When we "think about food and animals" and do it for self-involved reasons (e.g. to lose weight, to lower cholesterol) we're still thinking of other animals as things. They key to fighting speciesism and what's accomplished in teaching others to go vegan is to get them to stop thinking of animals as things. Someone who goes vegetarian to get healthier (for example) is still thinking about animals as things. That person may reduce his or her intake of meat and other things containing animal fats, as well as all kinds of other "things" which are plant-based and still regarded as food, but regarded as "unhealthy". Until someone points out to them the serious moral issues involved in the comodification of other animals -- and not just animals who are ordinarily eaten -- nothing really changes.

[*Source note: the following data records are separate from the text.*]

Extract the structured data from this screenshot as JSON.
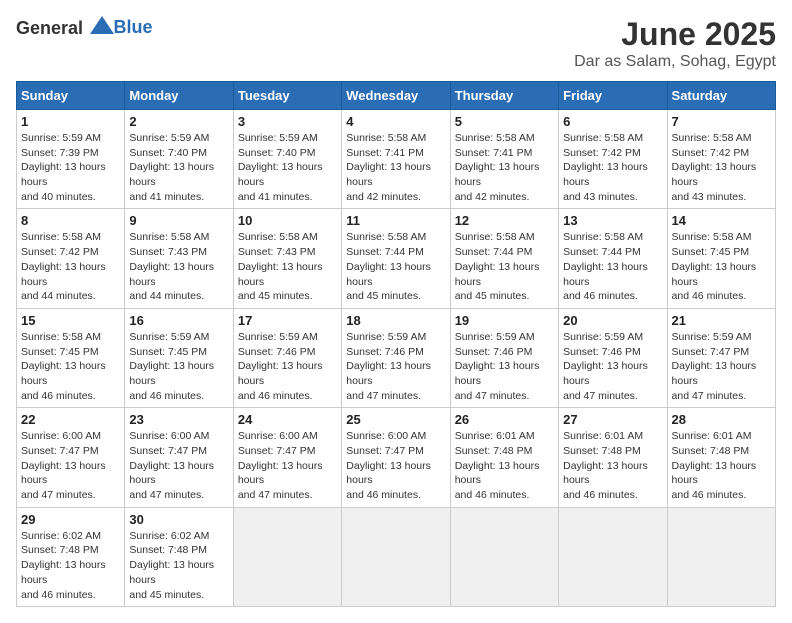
{
  "header": {
    "logo_general": "General",
    "logo_blue": "Blue",
    "month": "June 2025",
    "location": "Dar as Salam, Sohag, Egypt"
  },
  "weekdays": [
    "Sunday",
    "Monday",
    "Tuesday",
    "Wednesday",
    "Thursday",
    "Friday",
    "Saturday"
  ],
  "weeks": [
    [
      {
        "day": 1,
        "sunrise": "5:59 AM",
        "sunset": "7:39 PM",
        "daylight": "13 hours and 40 minutes"
      },
      {
        "day": 2,
        "sunrise": "5:59 AM",
        "sunset": "7:40 PM",
        "daylight": "13 hours and 41 minutes"
      },
      {
        "day": 3,
        "sunrise": "5:59 AM",
        "sunset": "7:40 PM",
        "daylight": "13 hours and 41 minutes"
      },
      {
        "day": 4,
        "sunrise": "5:58 AM",
        "sunset": "7:41 PM",
        "daylight": "13 hours and 42 minutes"
      },
      {
        "day": 5,
        "sunrise": "5:58 AM",
        "sunset": "7:41 PM",
        "daylight": "13 hours and 42 minutes"
      },
      {
        "day": 6,
        "sunrise": "5:58 AM",
        "sunset": "7:42 PM",
        "daylight": "13 hours and 43 minutes"
      },
      {
        "day": 7,
        "sunrise": "5:58 AM",
        "sunset": "7:42 PM",
        "daylight": "13 hours and 43 minutes"
      }
    ],
    [
      {
        "day": 8,
        "sunrise": "5:58 AM",
        "sunset": "7:42 PM",
        "daylight": "13 hours and 44 minutes"
      },
      {
        "day": 9,
        "sunrise": "5:58 AM",
        "sunset": "7:43 PM",
        "daylight": "13 hours and 44 minutes"
      },
      {
        "day": 10,
        "sunrise": "5:58 AM",
        "sunset": "7:43 PM",
        "daylight": "13 hours and 45 minutes"
      },
      {
        "day": 11,
        "sunrise": "5:58 AM",
        "sunset": "7:44 PM",
        "daylight": "13 hours and 45 minutes"
      },
      {
        "day": 12,
        "sunrise": "5:58 AM",
        "sunset": "7:44 PM",
        "daylight": "13 hours and 45 minutes"
      },
      {
        "day": 13,
        "sunrise": "5:58 AM",
        "sunset": "7:44 PM",
        "daylight": "13 hours and 46 minutes"
      },
      {
        "day": 14,
        "sunrise": "5:58 AM",
        "sunset": "7:45 PM",
        "daylight": "13 hours and 46 minutes"
      }
    ],
    [
      {
        "day": 15,
        "sunrise": "5:58 AM",
        "sunset": "7:45 PM",
        "daylight": "13 hours and 46 minutes"
      },
      {
        "day": 16,
        "sunrise": "5:59 AM",
        "sunset": "7:45 PM",
        "daylight": "13 hours and 46 minutes"
      },
      {
        "day": 17,
        "sunrise": "5:59 AM",
        "sunset": "7:46 PM",
        "daylight": "13 hours and 46 minutes"
      },
      {
        "day": 18,
        "sunrise": "5:59 AM",
        "sunset": "7:46 PM",
        "daylight": "13 hours and 47 minutes"
      },
      {
        "day": 19,
        "sunrise": "5:59 AM",
        "sunset": "7:46 PM",
        "daylight": "13 hours and 47 minutes"
      },
      {
        "day": 20,
        "sunrise": "5:59 AM",
        "sunset": "7:46 PM",
        "daylight": "13 hours and 47 minutes"
      },
      {
        "day": 21,
        "sunrise": "5:59 AM",
        "sunset": "7:47 PM",
        "daylight": "13 hours and 47 minutes"
      }
    ],
    [
      {
        "day": 22,
        "sunrise": "6:00 AM",
        "sunset": "7:47 PM",
        "daylight": "13 hours and 47 minutes"
      },
      {
        "day": 23,
        "sunrise": "6:00 AM",
        "sunset": "7:47 PM",
        "daylight": "13 hours and 47 minutes"
      },
      {
        "day": 24,
        "sunrise": "6:00 AM",
        "sunset": "7:47 PM",
        "daylight": "13 hours and 47 minutes"
      },
      {
        "day": 25,
        "sunrise": "6:00 AM",
        "sunset": "7:47 PM",
        "daylight": "13 hours and 46 minutes"
      },
      {
        "day": 26,
        "sunrise": "6:01 AM",
        "sunset": "7:48 PM",
        "daylight": "13 hours and 46 minutes"
      },
      {
        "day": 27,
        "sunrise": "6:01 AM",
        "sunset": "7:48 PM",
        "daylight": "13 hours and 46 minutes"
      },
      {
        "day": 28,
        "sunrise": "6:01 AM",
        "sunset": "7:48 PM",
        "daylight": "13 hours and 46 minutes"
      }
    ],
    [
      {
        "day": 29,
        "sunrise": "6:02 AM",
        "sunset": "7:48 PM",
        "daylight": "13 hours and 46 minutes"
      },
      {
        "day": 30,
        "sunrise": "6:02 AM",
        "sunset": "7:48 PM",
        "daylight": "13 hours and 45 minutes"
      },
      null,
      null,
      null,
      null,
      null
    ]
  ]
}
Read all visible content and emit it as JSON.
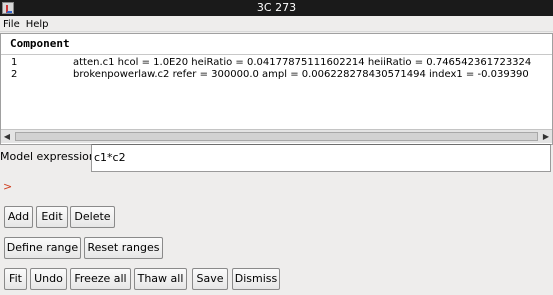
{
  "window": {
    "title": "3C 273"
  },
  "menu": {
    "file": "File",
    "help": "Help"
  },
  "table": {
    "header": "Component",
    "rows": [
      {
        "num": "1",
        "text": "atten.c1   hcol = 1.0E20 heiRatio = 0.04177875111602214 heiiRatio = 0.746542361723324"
      },
      {
        "num": "2",
        "text": "brokenpowerlaw.c2   refer = 300000.0 ampl = 0.006228278430571494 index1 = -0.039390"
      }
    ]
  },
  "expression": {
    "label": "Model expression",
    "value": "c1*c2"
  },
  "prompt": ">",
  "buttons": {
    "add": "Add",
    "edit": "Edit",
    "delete": "Delete",
    "define_range": "Define range",
    "reset_ranges": "Reset ranges",
    "fit": "Fit",
    "undo": "Undo",
    "freeze_all": "Freeze all",
    "thaw_all": "Thaw all",
    "save": "Save",
    "dismiss": "Dismiss"
  },
  "colors": {
    "titlebar": "#1a1a1a",
    "prompt": "#d04020"
  }
}
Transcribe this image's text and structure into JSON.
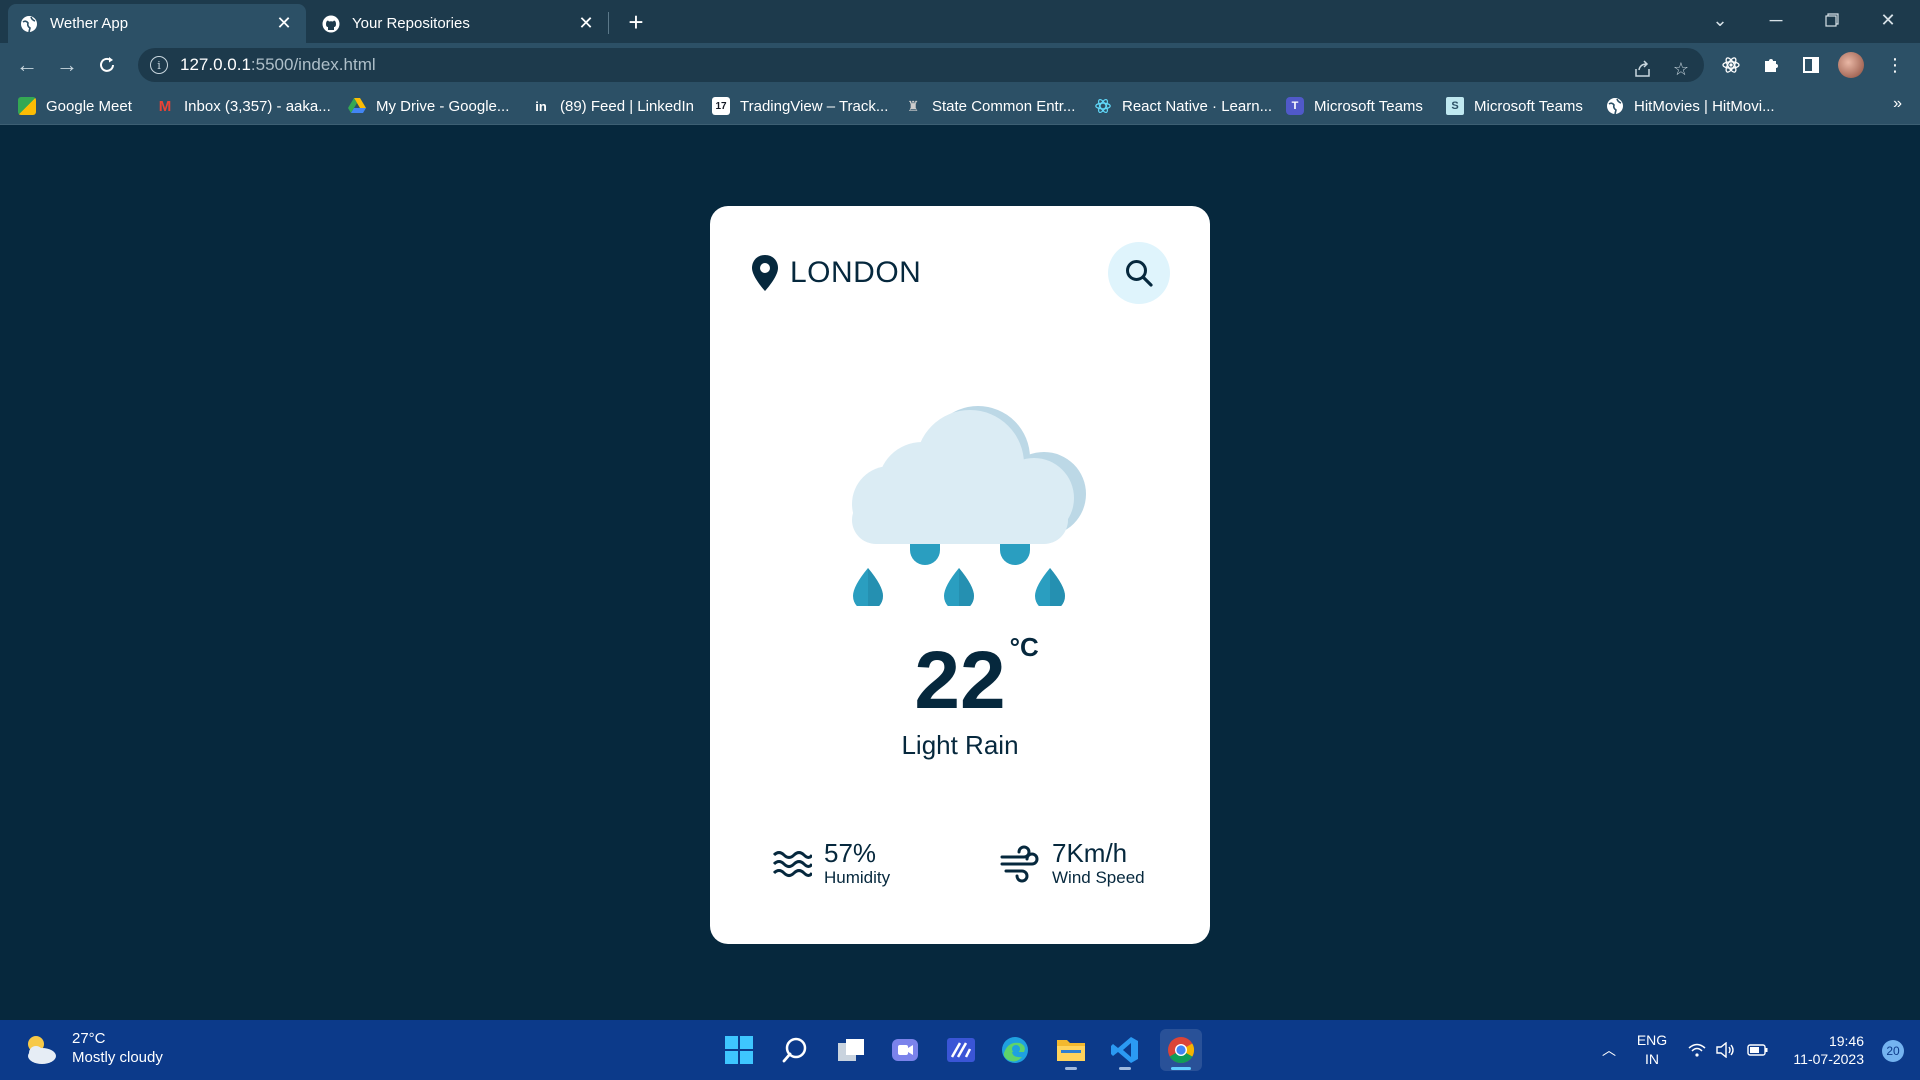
{
  "browser": {
    "tabs": [
      {
        "title": "Wether App",
        "active": true,
        "icon": "globe-icon"
      },
      {
        "title": "Your Repositories",
        "active": false,
        "icon": "github-icon"
      }
    ],
    "new_tab_symbol": "+",
    "url_host": "127.0.0.1",
    "url_path": ":5500/index.html",
    "bookmarks": [
      {
        "label": "Google Meet",
        "icon": "meet-icon"
      },
      {
        "label": "Inbox (3,357) - aaka...",
        "icon": "gmail-icon"
      },
      {
        "label": "My Drive - Google...",
        "icon": "drive-icon"
      },
      {
        "label": "(89) Feed | LinkedIn",
        "icon": "linkedin-icon"
      },
      {
        "label": "TradingView – Track...",
        "icon": "tradingview-icon"
      },
      {
        "label": "State Common Entr...",
        "icon": "emblem-icon"
      },
      {
        "label": "React Native · Learn...",
        "icon": "react-icon"
      },
      {
        "label": "Microsoft Teams",
        "icon": "teams-icon"
      },
      {
        "label": "Microsoft Teams",
        "icon": "teams-s-icon"
      },
      {
        "label": "HitMovies | HitMovi...",
        "icon": "globe-icon"
      }
    ],
    "bookmarks_more": "»"
  },
  "weather": {
    "city": "LONDON",
    "temperature": "22",
    "unit": "°C",
    "description": "Light Rain",
    "humidity_value": "57%",
    "humidity_label": "Humidity",
    "wind_value": "7Km/h",
    "wind_label": "Wind Speed"
  },
  "taskbar": {
    "weather_temp": "27°C",
    "weather_condition": "Mostly cloudy",
    "language": "ENG",
    "region": "IN",
    "time": "19:46",
    "date": "11-07-2023",
    "notification_count": "20"
  },
  "colors": {
    "page_background": "#06283d",
    "card_background": "#ffffff",
    "text_primary": "#06283d",
    "search_background": "#dff4fc",
    "cloud": "#dbecf4",
    "raindrop": "#2a9ec0"
  }
}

As for the "Vegan Before Six" bunk -- it's just more of the same and it's all meaningless in terms of getting people to stop viewing other animals as things. It's like if you and I were advocates against child abuse and you said to me that someone who chooses to not beat toddlers "before six" wasn't a failure but just needed a pat on the back and encouragement to try a little harder to "reach the goal". But with the "Vegan Before Six" crowd, the goal is generally just to be more healthy. They're not vegan and they're not going vegan. They're trying to lose weight, be hip, be green, get healthier. When you say they're on a path, you miss the point entirely that they're using a completely different map and have a completely different destination. As vegans, it's easy for us to make the mistake of assuming that all roads lead to veganism; they don't. If they did, all of these people who are vegetarian for decades would go vegan. Without a clear vegan message, they're not going to reach for another map, Marty. They're just not. And to pretend otherwise is a little delusional. Sorry, it just is.

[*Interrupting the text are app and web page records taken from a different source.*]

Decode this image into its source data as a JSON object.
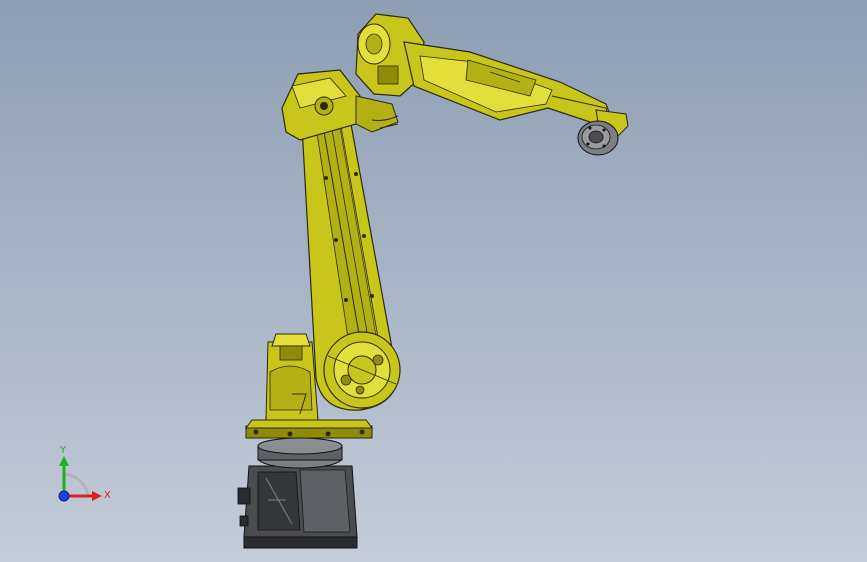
{
  "scene": {
    "model_description": "",
    "colors": {
      "background_top": "#8f9eb4",
      "background_bottom": "#c3ccd8",
      "robot_body": "#c8c61a",
      "robot_body_dark": "#8f8c0a",
      "robot_body_light": "#e2df3a",
      "outline": "#2a2a10",
      "base": "#4a4c50",
      "base_dark": "#2b2c2f",
      "base_light": "#7c7f84",
      "flange": "#9a9ca0"
    }
  },
  "triad": {
    "x_label": "X",
    "y_label": "Y",
    "x_color": "#e02020",
    "y_color": "#20b020",
    "z_color": "#2040e0"
  }
}
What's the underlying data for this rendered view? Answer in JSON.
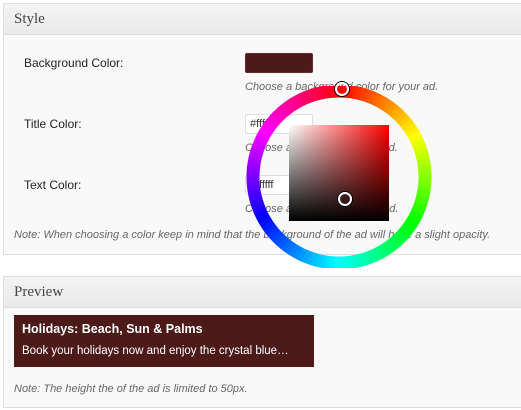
{
  "style_section": {
    "title": "Style",
    "fields": {
      "background_color": {
        "label": "Background Color:",
        "value": "#4d1a1a",
        "swatch_color": "#4d1a1a",
        "hint": "Choose a background color for your ad."
      },
      "title_color": {
        "label": "Title Color:",
        "value": "#ffffff",
        "hint": "Choose a title color for your ad."
      },
      "text_color": {
        "label": "Text Color:",
        "value": "#ffffff",
        "hint": "Choose a text color for your ad."
      }
    },
    "note": "Note: When choosing a color keep in mind that the background of the ad will have a slight opacity."
  },
  "color_picker": {
    "hue_color": "#ff0000",
    "colors": [
      "#ff0000",
      "#ffff00",
      "#00ff00",
      "#00ffff",
      "#0000ff",
      "#ff00ff"
    ]
  },
  "preview_section": {
    "title": "Preview",
    "ad": {
      "title": "Holidays: Beach, Sun & Palms",
      "text": "Book your holidays now and enjoy the crystal blue…",
      "background": "#4d1a1a",
      "text_color": "#ffffff"
    },
    "note": "Note: The height the of the ad is limited to 50px."
  }
}
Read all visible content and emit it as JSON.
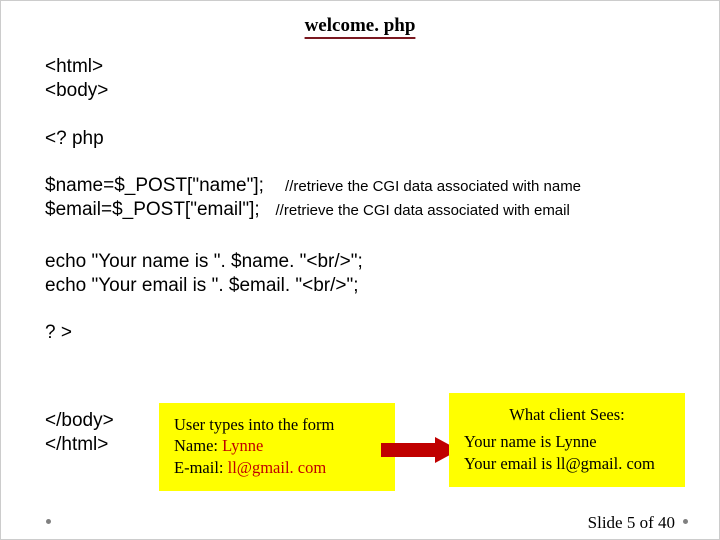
{
  "title": "welcome. php",
  "code": {
    "html_open": "<html>",
    "body_open": "<body>",
    "php_open": "<? php",
    "assign_name": "$name=$_POST[\"name\"];",
    "assign_name_comment": "//retrieve the CGI data associated with name",
    "assign_email": "$email=$_POST[\"email\"];",
    "assign_email_comment": "//retrieve the CGI data associated with email",
    "echo_name": "echo \"Your name is \". $name. \"<br/>\";",
    "echo_email": "echo \"Your email is \". $email. \"<br/>\";",
    "php_close": "? >",
    "body_close": "</body>",
    "html_close": "</html>"
  },
  "left_box": {
    "line1": "User types into the form",
    "name_label": "Name:  ",
    "name_value": "Lynne",
    "email_label": "E-mail:  ",
    "email_value": "ll@gmail. com"
  },
  "right_box": {
    "heading": "What client Sees:",
    "line1": "Your name is Lynne",
    "line2": "Your email is ll@gmail. com"
  },
  "footer": "Slide 5 of 40"
}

michael said...

Hi,

I have alway approached veganism from a health perspective initially, then environment, then animal welfare. Could you response to this comment with some links to other posts u have written that outline your reasoning for completely abstaining from animal consumption. I am interested in hearing your full argument!

Thanks so much